Back in June 2021, demand for homes was high, prices were skyrocketing, and interest rates were at an all-time low, hovering around the 3% mark. Now, demand and prices have dropped off, with sellers reportedly reducing their prices every day.
According to the latest US census figures, sales of new single‐family houses in April 2022 fell for the fourth month in a row and were 16.6% below the March rate. Mortgage applications and pending home sales are also down. And the alleged culprit? High interest rates.
Cahan, who led the transformation of the San Diego-headquartered, privately-owned bank, helping it to grow from a single local branch to becoming a nation-wide company, remains unfazed by it all.
“I don’t get concerned. I am not concerned about anything. I can’t control inflation and I can’t control interest rates, but my industry is not going away (because) we are the largest in the country,” he shrugged.
“Is my profit the same on the loan as it was in 2020? Absolutely not. If anyone was using 2020 as the benchmark, then they’re going to be in a lot of trouble. That’s still the way that I’m looking at it. That is why Cornerstone is still posting phenomenal profits.”
Pressed to give details on how the company has adapted to the changing environment, given that many in the industry have been forced to slash jobs, he was disarmingly open.
“We were forced to lay off people,” he admitted. “But those were the people that I was going to lay off even if the market was booming because I knew this was coming. Anyone that says that they didn’t see it coming, had blinders on.
“We went back and just perfected our systems, made it more streamlined, figured out the flow and introduced more technology, and more spreadsheets analyzing the cost of a loan from start to finish,” he revealed.
He said he worked backwards to find out how much it cost to do a loan, based on an estimate by Freddie Mac. On average, it costs approximately $8,600 to close a transaction, although, for Consumer Direct, which takes the loan officer out of the equation, it’s around $6,500.
If it had previously taken two-and-a-half hours to underwrite a loan, he reduced that by a whole hour.
Cahan reckoned that he was now targeting the cost of a loan to about $2,100 from start to finish. He admitted he had no qualms about reducing staffing levels, either. From the 27 underwriters he employed back in August 2021, he reduced to 12. Four closers and five staff dedicated to pre-processing were also laid off, the net result being that he slashed operational salaries by around 40%.
“I’ve just implemented those changes to make the loan cheaper. That’s it. And so, yes, has margin compressed a little bit? Absolutely. But if it only compresses on the bank, then that’s a really bad situation.
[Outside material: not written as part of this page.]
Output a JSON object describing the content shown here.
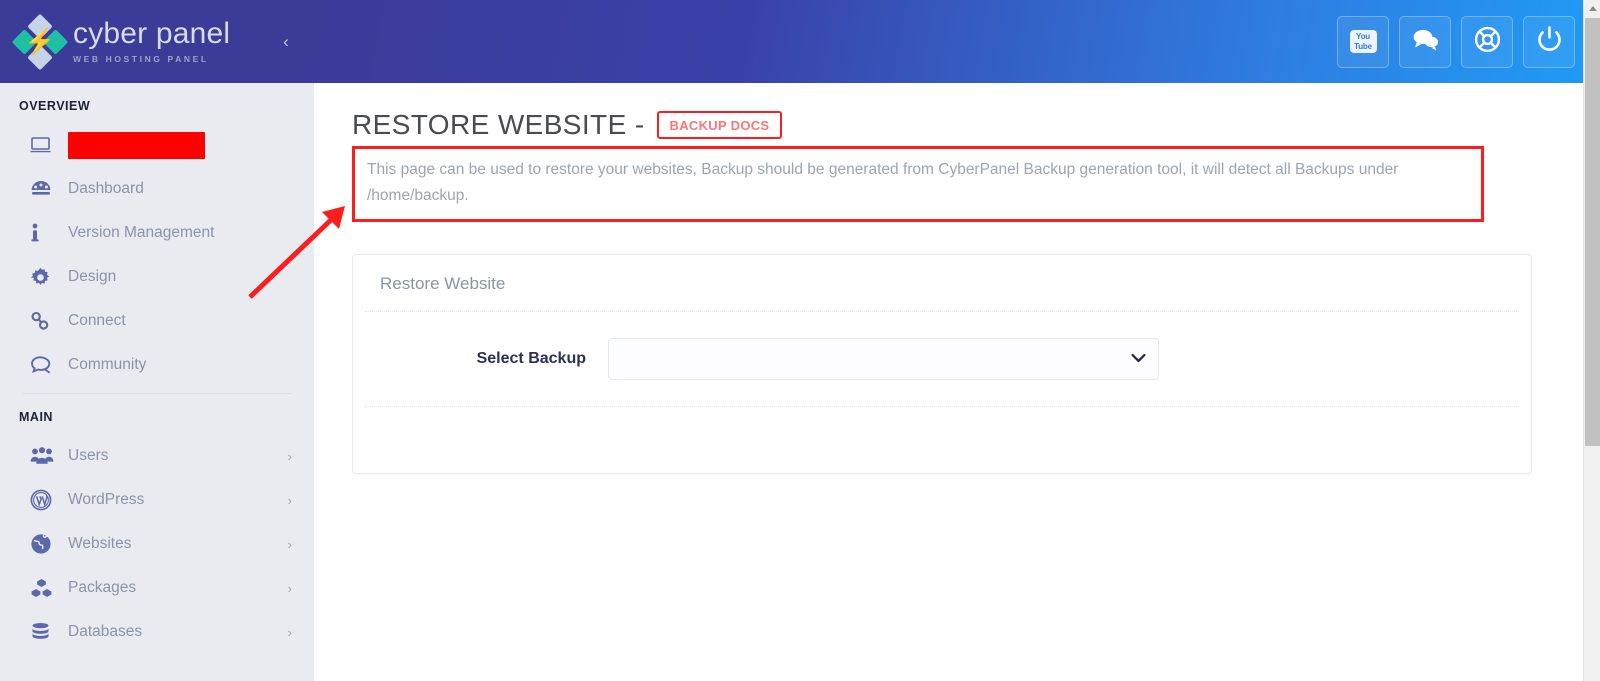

We have collectively said we all need to shrink our margins, so the loan officers are getting paid,” he said, adding that the company was still on target to do more volume than last year.
But if it all sounds like a ruthless cost cutting exercise just to make the company uber competitive, he pointed out that the bank was also on a hiring spree while continuing to open additional branches.
Looking ahead, he said the aim was to increase sales staff to 225 while adding 95 loan officers this year.
But he had a parting shot for mortgage professionals he reckoned were a tad obsessed with low rates.
“Loan officers are so afraid of interest rates that they just cower,” he said. “Give them some education and teach them why that’s not going to work for their situation and allow them to choose, instead of just cowering to the lowest rate. It’s all about education.
“People that are not willing to educate and become an expert in their field of actual products and understanding trends and looking at each client are going to get flushed out.”